The conclusion: these structural factors will last, further reinforcing market volatility.
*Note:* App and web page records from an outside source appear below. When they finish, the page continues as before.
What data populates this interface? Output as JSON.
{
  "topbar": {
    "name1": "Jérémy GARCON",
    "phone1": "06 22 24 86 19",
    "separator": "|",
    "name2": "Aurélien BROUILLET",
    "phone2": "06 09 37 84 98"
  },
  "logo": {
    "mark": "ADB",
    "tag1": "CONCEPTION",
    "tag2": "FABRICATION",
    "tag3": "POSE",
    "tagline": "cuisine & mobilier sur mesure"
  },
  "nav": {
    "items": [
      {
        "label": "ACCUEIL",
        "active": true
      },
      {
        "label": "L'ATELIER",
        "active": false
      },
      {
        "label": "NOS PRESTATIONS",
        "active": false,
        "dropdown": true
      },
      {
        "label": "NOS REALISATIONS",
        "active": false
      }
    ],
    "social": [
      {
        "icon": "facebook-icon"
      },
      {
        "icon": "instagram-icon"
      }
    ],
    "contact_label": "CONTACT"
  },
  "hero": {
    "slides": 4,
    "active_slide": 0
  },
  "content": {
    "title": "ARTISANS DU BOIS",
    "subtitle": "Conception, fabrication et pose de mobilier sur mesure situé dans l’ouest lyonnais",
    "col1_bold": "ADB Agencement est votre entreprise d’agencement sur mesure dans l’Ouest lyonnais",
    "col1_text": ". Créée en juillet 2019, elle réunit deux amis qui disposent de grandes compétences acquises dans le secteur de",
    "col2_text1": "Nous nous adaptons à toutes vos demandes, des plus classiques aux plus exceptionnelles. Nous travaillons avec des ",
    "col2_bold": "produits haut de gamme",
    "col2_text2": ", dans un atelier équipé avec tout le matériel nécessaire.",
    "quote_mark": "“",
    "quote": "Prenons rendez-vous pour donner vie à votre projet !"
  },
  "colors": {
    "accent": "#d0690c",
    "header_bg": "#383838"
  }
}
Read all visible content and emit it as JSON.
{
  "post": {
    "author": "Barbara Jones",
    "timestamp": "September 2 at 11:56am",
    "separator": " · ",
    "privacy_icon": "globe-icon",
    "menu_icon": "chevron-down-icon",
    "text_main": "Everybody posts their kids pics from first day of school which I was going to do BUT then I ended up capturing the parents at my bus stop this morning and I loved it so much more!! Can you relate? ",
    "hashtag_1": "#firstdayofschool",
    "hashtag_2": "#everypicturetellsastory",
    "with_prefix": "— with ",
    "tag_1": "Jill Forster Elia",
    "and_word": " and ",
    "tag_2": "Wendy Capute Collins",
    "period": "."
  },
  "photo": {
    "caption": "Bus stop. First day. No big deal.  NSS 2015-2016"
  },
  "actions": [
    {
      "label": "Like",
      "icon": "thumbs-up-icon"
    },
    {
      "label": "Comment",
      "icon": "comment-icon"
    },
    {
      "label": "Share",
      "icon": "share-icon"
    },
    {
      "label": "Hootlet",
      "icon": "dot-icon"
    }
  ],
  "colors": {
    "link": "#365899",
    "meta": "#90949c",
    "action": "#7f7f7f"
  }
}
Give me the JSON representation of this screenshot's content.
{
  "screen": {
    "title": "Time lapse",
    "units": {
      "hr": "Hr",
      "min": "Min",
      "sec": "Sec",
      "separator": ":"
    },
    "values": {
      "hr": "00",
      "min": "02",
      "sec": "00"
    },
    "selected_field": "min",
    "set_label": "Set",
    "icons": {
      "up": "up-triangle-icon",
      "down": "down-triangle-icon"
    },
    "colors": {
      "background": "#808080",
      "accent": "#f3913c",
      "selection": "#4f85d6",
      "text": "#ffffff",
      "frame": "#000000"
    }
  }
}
The consequence: find ways to adapt to this new situation in the consumer goods sector, which was relatively stable.

Consumers anticipate a price increase but struggle to justify it: they may therefore have an attitude of distrust.

In order to better understand consumers' expectations, we conducted a survey (France). It shows that:

  • 70% of consumers have heard about these price increases and they all think that they will be reflected in consumer goods.
  • On the other hand, two-thirds believe that these increases will not be justified, feeding the distrust they may already have towards brands.
  • On average, they think the increase will be 7.5%.

3 ways to remain competitive: are you ready?

If we exclude here the trends linked to national or international regulations, three angles seem interesting to us to explore for brands:

  • Price: in this particular context, it will become essential to precisely control the price elasticity of each product range.
  • Portfolio mix and optimization: price is relative to perceived benefit, and it is important to reinforce the category drivers (taste, texture, efficiency, formats, etc.) and to rationalize the portfolio (savings on listing, logistics, production, etc.). Our studies on assortment management show that in most cases, assortment reductions (up to 20%) are beneficial to brand sales.
  • Optimization of recipe/formula costs: Finally, we can also play on the composition of the products themselves, an initiative that can be combined with "clean label" projects.

PRS IN VIVO teams will continue to observe these developments and remain at your side to consolidate your competitiveness.

For more information about pricing strategy and other behavioral insights innovations from PRS IN VIVO Group, contact us.


Author

Olivier BLANCHET - CEO at PRS IN VIVO avatar

Olivier BLANCHET - CEO at PRS IN VIVO